Scorpius has an apocalyptic vibe and to me is typical eerie Paradox material. I wanted to base the track around Dennis Coffey's Scorpio break which isn't exactly rare but swings all over the shop. I don't think I can go really into the full drum process as I'd bore you to tears but the whole track took around six weeks to complete. Myself and Dj Trax used the break years ago and some breaks just don't age like Coffey's Scorpio. I spend ages writing tracks nowadays. I just can't knock them out in four hours waiting in an airport lounge.

The 12" is out on Samurai Red Seal. Samurai's Geoff Presha has been one of the key advocates of vinyl based drum & bass in the last few years through his several labels in the Samurai group. While this has been going on, there are also many more labels that have actively moved away from the format and also the closure of distributors. Does this all feel like the last chime for vinyl?

It's disheartening I'll admit, but rather than order myself an early headstone I'll continue to roll out 12"s on my labels and won’t stop unless pressing plants force me to. The thought of my labels turning into a filing cabinet makes my stomach churn but label’s like Samurai are keeping the vibe alive and that was just one of the many reasons why I had no hesitation in signing up with Samurai Red Seal even though I rarely do guest 12”s anymore. One of the sister labels is vinyl only too which is cool, creating a demand and keeping something exclusive for the consumer and all without digital revenue so hats off to Presha.

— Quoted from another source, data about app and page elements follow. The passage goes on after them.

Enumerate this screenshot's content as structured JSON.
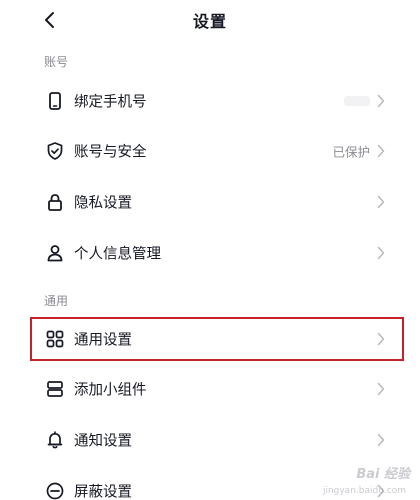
{
  "header": {
    "title": "设置",
    "back_icon": "chevron-left-icon"
  },
  "sections": {
    "account": {
      "label": "账号",
      "items": [
        {
          "label": "绑定手机号",
          "value": "",
          "icon": "phone-icon"
        },
        {
          "label": "账号与安全",
          "value": "已保护",
          "icon": "shield-check-icon"
        },
        {
          "label": "隐私设置",
          "value": "",
          "icon": "lock-icon"
        },
        {
          "label": "个人信息管理",
          "value": "",
          "icon": "person-icon"
        }
      ]
    },
    "general": {
      "label": "通用",
      "items": [
        {
          "label": "通用设置",
          "value": "",
          "icon": "grid-icon"
        },
        {
          "label": "添加小组件",
          "value": "",
          "icon": "widget-icon"
        },
        {
          "label": "通知设置",
          "value": "",
          "icon": "bell-icon"
        },
        {
          "label": "屏蔽设置",
          "value": "",
          "icon": "block-icon"
        }
      ]
    }
  },
  "highlight_color": "#c8212b",
  "text_color": "#161823",
  "secondary_text_color": "#8a8b91",
  "watermark": {
    "text": "Bai 经验",
    "sub": "jingyan.baidu.com"
  }
}
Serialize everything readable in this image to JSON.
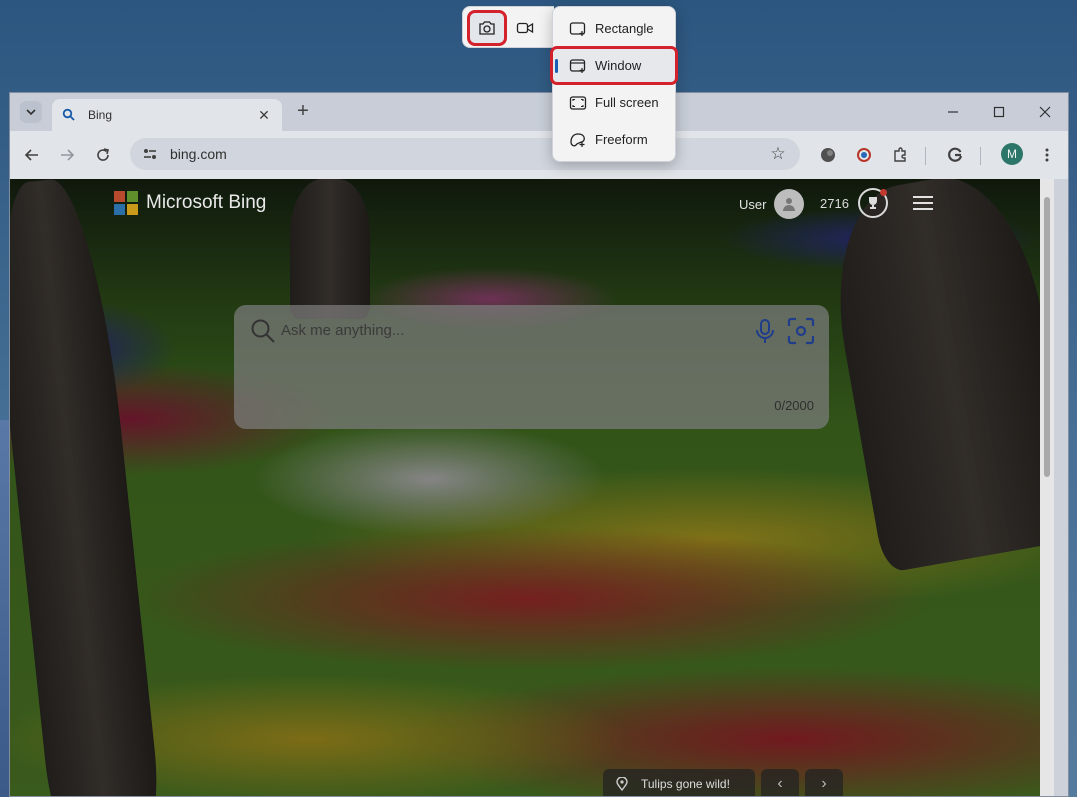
{
  "browser": {
    "tab_title": "Bing",
    "address": "bing.com"
  },
  "bing": {
    "logo_text": "Microsoft Bing",
    "user_label": "User",
    "points": "2716",
    "search_placeholder": "Ask me anything...",
    "char_count": "0/2000",
    "image_caption": "Tulips gone wild!"
  },
  "snip_menu": {
    "items": [
      {
        "label": "Rectangle",
        "icon": "rectangle-snip-icon"
      },
      {
        "label": "Window",
        "icon": "window-snip-icon"
      },
      {
        "label": "Full screen",
        "icon": "fullscreen-snip-icon"
      },
      {
        "label": "Freeform",
        "icon": "freeform-snip-icon"
      }
    ],
    "selected": "Window"
  },
  "colors": {
    "highlight": "#d3222c",
    "selected_indicator": "#1a5fb4",
    "profile": "#2e7d6f"
  },
  "profile_initial": "M"
}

The artwork for the 12" seems to follow the loose theme of crate digging, a seemingly underground pass time that seems to be more practiced in the online world via discogs and the like with actual records shops vanishing year by year! Could drum & bass do with getting back to basics? Sifting through the plates hunting down those musical enigmas before dismantling and reassembling in a sampler?

This was the whole idea behind the 12" - to ignite a lost art form and maybe plant a seed into producers heads. Sample packs are great for instant loops but you can’t beat the crunch and groove of vinyl in my opinion. In today’s modern studio techniques the time consuming recording vinyl-into-sampler is probably a chore but I think both should still be explored. I also go through files myself so I won’t cut off all avenues.

We're guessing you are cooking up something a bit special for your 150th release?

My distributor will have a heart attack when I reveal the proposed manufacturing costs.

Both within and beyond drum & bass, who is carrying the torch for you musically or otherwise in 2013?

I enjoy Sabre, Equinox, Loxy, ASC, Naibu, Gremlinz, Escher, Skeptical, Trax & Nucleus, Amit, Spktrm, Overlook, Seba, dBridge, outside of drum & bass cats like Funkshone, Mark de Clive Lowe, Marc Mac & Dego, Volcov, Kaidi Tatham, the list is endless really.

Where can we catch you performing soon?

I’ll be performing in Ireland, Germany and Russia next and then a USA Paradox PA tour performing the Samurai 12” live and returning to the UK for some shows in 2013.

Also watch out for the new Alaska & Robert Manos 12” entitled ‘Zeal’ out on March 18th on Arctic Music.

Paradox - "Scorpius" / "Crate Logic" is out on Samurai Red Seal now.